[Collected data]
- - - - -
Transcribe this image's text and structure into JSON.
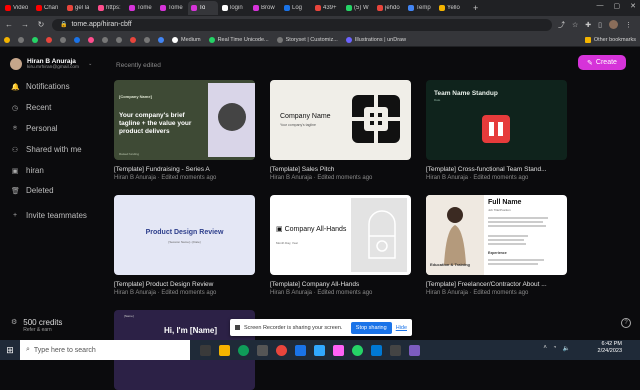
{
  "browser": {
    "tabs": [
      {
        "label": "Video",
        "color": "#ff0000"
      },
      {
        "label": "Chan",
        "color": "#ff0000"
      },
      {
        "label": "gel la",
        "color": "#e8453c"
      },
      {
        "label": "https:",
        "color": "#ff4d8d"
      },
      {
        "label": "Tome",
        "color": "#d633d9"
      },
      {
        "label": "Tome",
        "color": "#d633d9"
      },
      {
        "label": "To",
        "color": "#d633d9",
        "active": true
      },
      {
        "label": "login",
        "color": "#ffffff"
      },
      {
        "label": "Brow",
        "color": "#d633d9"
      },
      {
        "label": "Log",
        "color": "#1a73e8"
      },
      {
        "label": "439+",
        "color": "#e8453c"
      },
      {
        "label": "(5) W",
        "color": "#25d366"
      },
      {
        "label": "jehdo",
        "color": "#e8453c"
      },
      {
        "label": "Temp",
        "color": "#4285f4"
      },
      {
        "label": "Yello",
        "color": "#f4b400"
      }
    ],
    "new_tab": "+",
    "url": "tome.app/hiran-cbff",
    "bookmarks": [
      {
        "label": "",
        "color": "#f4b400"
      },
      {
        "label": "",
        "color": "#777"
      },
      {
        "label": "",
        "color": "#25d366"
      },
      {
        "label": "",
        "color": "#e8453c"
      },
      {
        "label": "",
        "color": "#777"
      },
      {
        "label": "",
        "color": "#1a73e8"
      },
      {
        "label": "",
        "color": "#ff4d8d"
      },
      {
        "label": "",
        "color": "#777"
      },
      {
        "label": "",
        "color": "#777"
      },
      {
        "label": "",
        "color": "#e8453c"
      },
      {
        "label": "",
        "color": "#777"
      },
      {
        "label": "",
        "color": "#4285f4"
      },
      {
        "label": "Medium",
        "color": "#ffffff"
      },
      {
        "label": "Real Time Unicode...",
        "color": "#25d366"
      },
      {
        "label": "Storyset | Customiz...",
        "color": "#777"
      },
      {
        "label": "Illustrations | unDraw",
        "color": "#6c63ff"
      }
    ],
    "other_bookmarks": "Other bookmarks"
  },
  "user": {
    "name": "Hiran B Anuraja",
    "email": "kiru.mrhiran@gmail.com"
  },
  "sidebar": {
    "items": [
      {
        "label": "Notifications",
        "icon": "bell-icon",
        "glyph": "🔔"
      },
      {
        "label": "Recent",
        "icon": "clock-icon",
        "glyph": "◷"
      },
      {
        "label": "Personal",
        "icon": "user-icon",
        "glyph": "⍟"
      },
      {
        "label": "Shared with me",
        "icon": "people-icon",
        "glyph": "⚇"
      },
      {
        "label": "hiran",
        "icon": "lock-icon",
        "glyph": "▣"
      },
      {
        "label": "Deleted",
        "icon": "trash-icon",
        "glyph": "🗑"
      },
      {
        "label": "Invite teammates",
        "icon": "add-user-icon",
        "glyph": "+"
      }
    ],
    "credits": {
      "value": "500 credits",
      "sub": "Refer & earn"
    }
  },
  "main": {
    "section_label": "Recently edited",
    "create_label": "Create",
    "create_color": "#d633d9",
    "cards": [
      {
        "title": "[Template] Fundraising - Series A",
        "meta": "Hiran B Anuraja · Edited moments ago"
      },
      {
        "title": "[Template] Sales Pitch",
        "meta": "Hiran B Anuraja · Edited moments ago"
      },
      {
        "title": "[Template] Cross-functional Team Stand...",
        "meta": "Hiran B Anuraja · Edited moments ago"
      },
      {
        "title": "[Template] Product Design Review",
        "meta": "Hiran B Anuraja · Edited moments ago"
      },
      {
        "title": "[Template] Company All-Hands",
        "meta": "Hiran B Anuraja · Edited moments ago"
      },
      {
        "title": "[Template] Freelancer/Contractor About ...",
        "meta": "Hiran B Anuraja · Edited moments ago"
      }
    ],
    "thumbs": {
      "fundraising": {
        "label": "[Company Name]",
        "headline": "Your company's brief tagline + the value your product delivers",
        "footer": "Raised funding"
      },
      "sales": {
        "name": "Company Name",
        "tagline": "Your company's tagline"
      },
      "standup": {
        "title": "Team Name Standup",
        "sub": "Date"
      },
      "design": {
        "title": "Product Design Review",
        "sub": "[Session Name] • [Date]"
      },
      "allhands": {
        "title": "Company All-Hands",
        "sub": "Month Day, Year"
      },
      "freelancer": {
        "name": "Full Name",
        "job": "Job Title/Position",
        "education": "Education & Training",
        "experience": "Experience"
      },
      "portfolio": {
        "hi": "Hi, I'm [Name]",
        "small": "[Name]"
      }
    }
  },
  "recorder": {
    "text": "Screen Recorder is sharing your screen.",
    "stop": "Stop sharing",
    "hide": "Hide"
  },
  "taskbar": {
    "search_placeholder": "Type here to search",
    "time": "6:42 PM",
    "date": "2/24/2023"
  }
}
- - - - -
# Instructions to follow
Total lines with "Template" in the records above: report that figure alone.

# Response box
6